----- MATERIAL FOR THE TASK

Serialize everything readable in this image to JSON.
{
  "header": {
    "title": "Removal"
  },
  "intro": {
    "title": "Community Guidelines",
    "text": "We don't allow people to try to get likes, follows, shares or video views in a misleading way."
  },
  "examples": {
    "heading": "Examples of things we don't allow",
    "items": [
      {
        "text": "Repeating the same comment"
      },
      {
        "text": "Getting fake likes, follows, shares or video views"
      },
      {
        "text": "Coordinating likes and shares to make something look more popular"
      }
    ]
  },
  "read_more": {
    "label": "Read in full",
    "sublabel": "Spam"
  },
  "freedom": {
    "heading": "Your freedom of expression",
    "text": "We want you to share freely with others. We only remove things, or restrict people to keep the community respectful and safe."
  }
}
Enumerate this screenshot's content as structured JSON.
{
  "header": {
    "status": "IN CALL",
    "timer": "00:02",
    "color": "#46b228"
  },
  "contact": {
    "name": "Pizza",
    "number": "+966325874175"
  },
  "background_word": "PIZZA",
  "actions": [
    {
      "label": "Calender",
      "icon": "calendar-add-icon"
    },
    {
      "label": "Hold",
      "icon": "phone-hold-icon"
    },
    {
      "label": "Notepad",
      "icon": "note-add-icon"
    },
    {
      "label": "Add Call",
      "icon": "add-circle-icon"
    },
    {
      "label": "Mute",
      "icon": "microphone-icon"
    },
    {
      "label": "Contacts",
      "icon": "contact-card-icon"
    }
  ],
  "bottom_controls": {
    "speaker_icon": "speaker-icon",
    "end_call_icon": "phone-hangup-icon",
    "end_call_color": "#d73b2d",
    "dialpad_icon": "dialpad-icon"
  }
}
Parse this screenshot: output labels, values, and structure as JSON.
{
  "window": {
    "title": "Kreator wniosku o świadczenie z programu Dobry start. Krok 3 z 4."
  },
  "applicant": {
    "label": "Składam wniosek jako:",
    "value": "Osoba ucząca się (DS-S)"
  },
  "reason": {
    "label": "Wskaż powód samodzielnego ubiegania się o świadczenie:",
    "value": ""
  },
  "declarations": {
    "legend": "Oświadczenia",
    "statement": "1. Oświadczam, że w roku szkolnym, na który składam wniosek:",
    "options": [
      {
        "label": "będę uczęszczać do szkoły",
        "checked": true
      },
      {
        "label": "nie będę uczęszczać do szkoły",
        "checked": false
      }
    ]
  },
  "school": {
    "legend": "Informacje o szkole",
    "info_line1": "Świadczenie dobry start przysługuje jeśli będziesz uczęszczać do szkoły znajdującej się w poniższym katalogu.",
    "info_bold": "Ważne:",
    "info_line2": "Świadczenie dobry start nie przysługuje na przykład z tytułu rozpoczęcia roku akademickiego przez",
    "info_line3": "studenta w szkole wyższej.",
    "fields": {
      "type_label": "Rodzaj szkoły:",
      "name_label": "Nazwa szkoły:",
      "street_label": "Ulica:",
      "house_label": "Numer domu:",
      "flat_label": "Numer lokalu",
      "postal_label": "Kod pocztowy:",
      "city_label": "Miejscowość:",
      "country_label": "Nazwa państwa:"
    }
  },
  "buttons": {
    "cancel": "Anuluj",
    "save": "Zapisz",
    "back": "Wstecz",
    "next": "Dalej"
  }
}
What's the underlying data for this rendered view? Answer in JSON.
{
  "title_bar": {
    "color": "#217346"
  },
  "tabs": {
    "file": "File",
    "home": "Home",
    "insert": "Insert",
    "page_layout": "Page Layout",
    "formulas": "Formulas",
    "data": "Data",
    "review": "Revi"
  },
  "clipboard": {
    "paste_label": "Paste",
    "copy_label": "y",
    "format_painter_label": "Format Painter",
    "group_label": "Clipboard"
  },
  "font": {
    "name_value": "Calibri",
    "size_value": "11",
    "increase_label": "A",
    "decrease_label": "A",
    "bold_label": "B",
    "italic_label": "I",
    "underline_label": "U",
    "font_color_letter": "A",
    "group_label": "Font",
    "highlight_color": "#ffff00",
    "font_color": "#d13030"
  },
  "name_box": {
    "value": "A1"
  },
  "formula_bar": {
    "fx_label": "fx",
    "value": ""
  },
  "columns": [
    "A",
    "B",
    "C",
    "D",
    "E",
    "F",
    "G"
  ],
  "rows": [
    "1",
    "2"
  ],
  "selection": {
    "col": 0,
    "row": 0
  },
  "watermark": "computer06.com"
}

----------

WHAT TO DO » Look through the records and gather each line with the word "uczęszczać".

OUTPUT »
        "label": "będę uczęszczać do szkoły",
        "label": "nie będę uczęszczać do szkoły",
    "info_line1": "Świadczenie dobry start przysługuje jeśli będziesz uczęszczać do szkoły znajdującej się w poniższym katalogu.",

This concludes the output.